[[ INPUT RECORDS, beginning ]]
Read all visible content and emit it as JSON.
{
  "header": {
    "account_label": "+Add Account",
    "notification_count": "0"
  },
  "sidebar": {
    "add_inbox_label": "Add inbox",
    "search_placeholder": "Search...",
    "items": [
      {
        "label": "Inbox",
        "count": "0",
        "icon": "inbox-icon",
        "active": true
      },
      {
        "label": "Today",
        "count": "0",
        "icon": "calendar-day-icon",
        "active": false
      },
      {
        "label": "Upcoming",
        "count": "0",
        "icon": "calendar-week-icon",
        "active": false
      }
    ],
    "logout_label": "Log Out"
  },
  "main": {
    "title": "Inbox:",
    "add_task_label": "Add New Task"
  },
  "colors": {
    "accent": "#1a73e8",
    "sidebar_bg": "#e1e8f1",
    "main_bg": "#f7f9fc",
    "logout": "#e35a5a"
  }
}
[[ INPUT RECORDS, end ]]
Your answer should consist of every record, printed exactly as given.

EXERCISE RESULT –
Read all visible content and emit it as JSON.
{
  "header": {
    "account_label": "+Add Account",
    "notification_count": "0"
  },
  "sidebar": {
    "add_inbox_label": "Add inbox",
    "search_placeholder": "Search...",
    "items": [
      {
        "label": "Inbox",
        "count": "0",
        "icon": "inbox-icon",
        "active": true
      },
      {
        "label": "Today",
        "count": "0",
        "icon": "calendar-day-icon",
        "active": false
      },
      {
        "label": "Upcoming",
        "count": "0",
        "icon": "calendar-week-icon",
        "active": false
      }
    ],
    "logout_label": "Log Out"
  },
  "main": {
    "title": "Inbox:",
    "add_task_label": "Add New Task"
  },
  "colors": {
    "accent": "#1a73e8",
    "sidebar_bg": "#e1e8f1",
    "main_bg": "#f7f9fc",
    "logout": "#e35a5a"
  }
}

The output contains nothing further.